A vaccine against the deadly Hendra virus has been commercially launched.
The news was welcomed by the Australian Veterinary Association, which said it was a great day for the veterinary profession.
It recommended that all horses in Australia be vaccinated against the disease.
The vaccine, called Equivac HeV and launched by Pfizer Animal Health, has been fast-tracked by authorities and released under special conditions.
Only veterinarians who have completed an online training module managed by the manufacturer will be accredited to administer the vaccine.
The vaccine is a crucial breakthrough in the fight against the bat-borne virus, which is able to infect horses.
The virus is then able to make the jump from infected horses to humans. Four of the seven human cases have proven fatal. Three of the fatalities were veterinarians.
The disease was first identified in 1994 in the Brisbane suburb of Hendra, when horse trainer Vic Rail became the first fatality.
Since then, the virus is known to have killed 81 horses – nine of them this year.
Fruit bats, known as flying foxes, are the natural hosts of the virus.
It is thought that Hendra virus is transmitted to horses through feed contaminated with fruit bat urine, faeces or body fluids.
Hendra virus can be spread from horse to horse and from horse to human through close contact with respiratory secretions and/or blood from an infected horse.
All horses who test positive to the virus are euthanized.
Symptoms include fever, nasal discharge, clumsiness or difficulty walking, muscle twitching, increased breathing rate or difficulty breathing, and poor appetite.
The virus is considered a vital step in trying to break the cycle of infection that puts humans potentially exposed to infected horses at risk.
In all, about 60 researchers contributed to the development of the vaccine.
Australian Veterinary Association president Dr Ben Gardiner said the organisation was thrilled at the release of the vaccine.
“This will make a real difference to protect horses, but also to protect people against this deadly virus,” he said.
“Given that most of the people who have become infected were working in veterinary practice at the time, this really is a great day for the veterinary profession.
“But it’s also a great day for horses and their owners and handlers, and it’s a great day for Australian veterinary research to have developed a vaccine against this deadly virus here in Australia.”
Hendra virus has dramatically changed the life of vets working with horses, because the signs of infection in a horse can be extremely varied and are similar to a wide range of other conditions.
“We recommend that all horses should be vaccinated against Hendra virus, especially in the known higher-risk areas,” he said.
“This will protect the horses, but more importantly protect vets and other people in contact with horses. From a vet’s perspective, this is very much a workplace health and safety issue,” Gardiner said.

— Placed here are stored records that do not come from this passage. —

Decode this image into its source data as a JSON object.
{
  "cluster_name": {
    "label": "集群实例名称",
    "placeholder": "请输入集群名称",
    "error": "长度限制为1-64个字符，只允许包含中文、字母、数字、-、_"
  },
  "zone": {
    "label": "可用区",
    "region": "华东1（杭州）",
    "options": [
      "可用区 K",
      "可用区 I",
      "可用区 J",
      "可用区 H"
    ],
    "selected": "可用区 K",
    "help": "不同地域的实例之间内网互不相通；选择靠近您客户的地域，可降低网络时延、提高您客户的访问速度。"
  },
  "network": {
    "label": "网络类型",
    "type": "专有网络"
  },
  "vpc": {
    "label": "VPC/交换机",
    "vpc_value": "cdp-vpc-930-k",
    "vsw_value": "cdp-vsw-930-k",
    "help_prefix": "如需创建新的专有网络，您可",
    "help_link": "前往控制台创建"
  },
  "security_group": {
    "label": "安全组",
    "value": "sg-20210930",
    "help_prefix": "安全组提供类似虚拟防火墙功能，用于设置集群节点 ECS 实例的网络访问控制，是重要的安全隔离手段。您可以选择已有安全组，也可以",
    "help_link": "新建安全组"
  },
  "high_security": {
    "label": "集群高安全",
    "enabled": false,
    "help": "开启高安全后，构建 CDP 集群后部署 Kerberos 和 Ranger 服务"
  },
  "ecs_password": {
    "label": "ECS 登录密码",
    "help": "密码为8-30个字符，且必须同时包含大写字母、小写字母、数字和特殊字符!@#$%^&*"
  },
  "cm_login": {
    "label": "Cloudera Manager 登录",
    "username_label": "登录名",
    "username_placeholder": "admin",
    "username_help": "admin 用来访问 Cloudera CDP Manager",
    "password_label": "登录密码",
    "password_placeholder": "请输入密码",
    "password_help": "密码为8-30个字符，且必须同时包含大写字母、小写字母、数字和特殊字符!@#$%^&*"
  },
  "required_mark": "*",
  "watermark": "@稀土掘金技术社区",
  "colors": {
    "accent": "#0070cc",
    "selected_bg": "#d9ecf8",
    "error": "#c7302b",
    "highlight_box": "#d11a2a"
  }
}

The highest risk areas in Queensland and New South Wales will have access to the vaccine first, but horses travel around Australia regularly, and antibodies have been found in flying foxes in all parts of the country.
“That’s why the Australian Veterinary Association recommends that all horses are eventually vaccinated for Hendra virus,” Gardiner said.

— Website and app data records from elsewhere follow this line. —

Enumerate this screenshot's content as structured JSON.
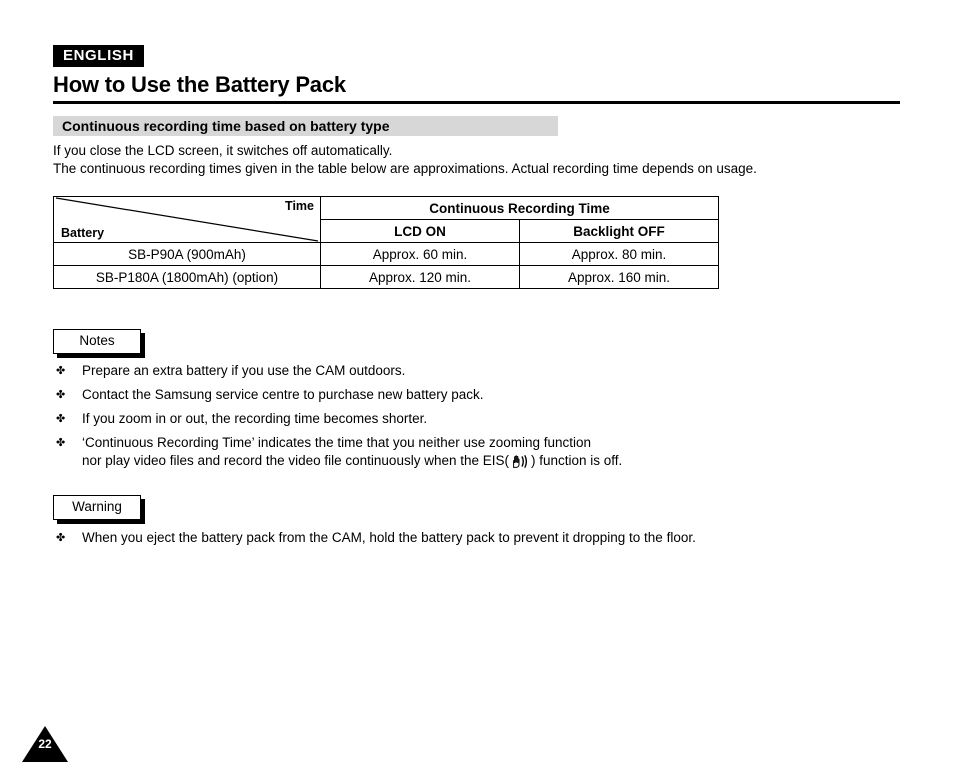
{
  "header": {
    "language_badge": "ENGLISH",
    "title": "How to Use the Battery Pack"
  },
  "section": {
    "heading": "Continuous recording time based on battery type",
    "heading_bg_color": "#d7d7d7"
  },
  "intro": {
    "line1": "If you close the LCD screen, it switches off automatically.",
    "line2": "The continuous recording times given in the table below are approximations. Actual recording time depends on usage."
  },
  "table": {
    "corner_top_label": "Time",
    "corner_bottom_label": "Battery",
    "group_header": "Continuous Recording Time",
    "subheaders": [
      "LCD ON",
      "Backlight OFF"
    ],
    "rows": [
      {
        "battery": "SB-P90A (900mAh)",
        "lcd_on": "Approx. 60 min.",
        "backlight_off": "Approx. 80 min."
      },
      {
        "battery": "SB-P180A (1800mAh) (option)",
        "lcd_on": "Approx. 120 min.",
        "backlight_off": "Approx. 160 min."
      }
    ]
  },
  "notes": {
    "label": "Notes",
    "bullet_mark": "✤",
    "items": [
      {
        "text": "Prepare an extra battery if you use the CAM outdoors."
      },
      {
        "text": "Contact the Samsung service centre to purchase new battery pack."
      },
      {
        "text": "If you zoom in or out, the recording time becomes shorter."
      },
      {
        "text": "‘Continuous Recording Time’ indicates the time that you neither use zooming function",
        "line2_before_icon": "nor play video files and record the video file continuously when the EIS(",
        "icon_name": "eis-hand-icon",
        "line2_after_icon": ") function is off."
      }
    ]
  },
  "warning": {
    "label": "Warning",
    "bullet_mark": "✤",
    "items": [
      {
        "text": "When you eject the battery pack from the CAM, hold the battery pack to prevent it dropping to the floor."
      }
    ]
  },
  "footer": {
    "page_number": "22"
  }
}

“Finally, the risk of being confronted with a Hendra virus infected horse will not disappear in a hurry, so horse handlers and vets still need to be very careful around sick horses, remembering to practise good hygiene and to wear appropriate personal protective equipment.”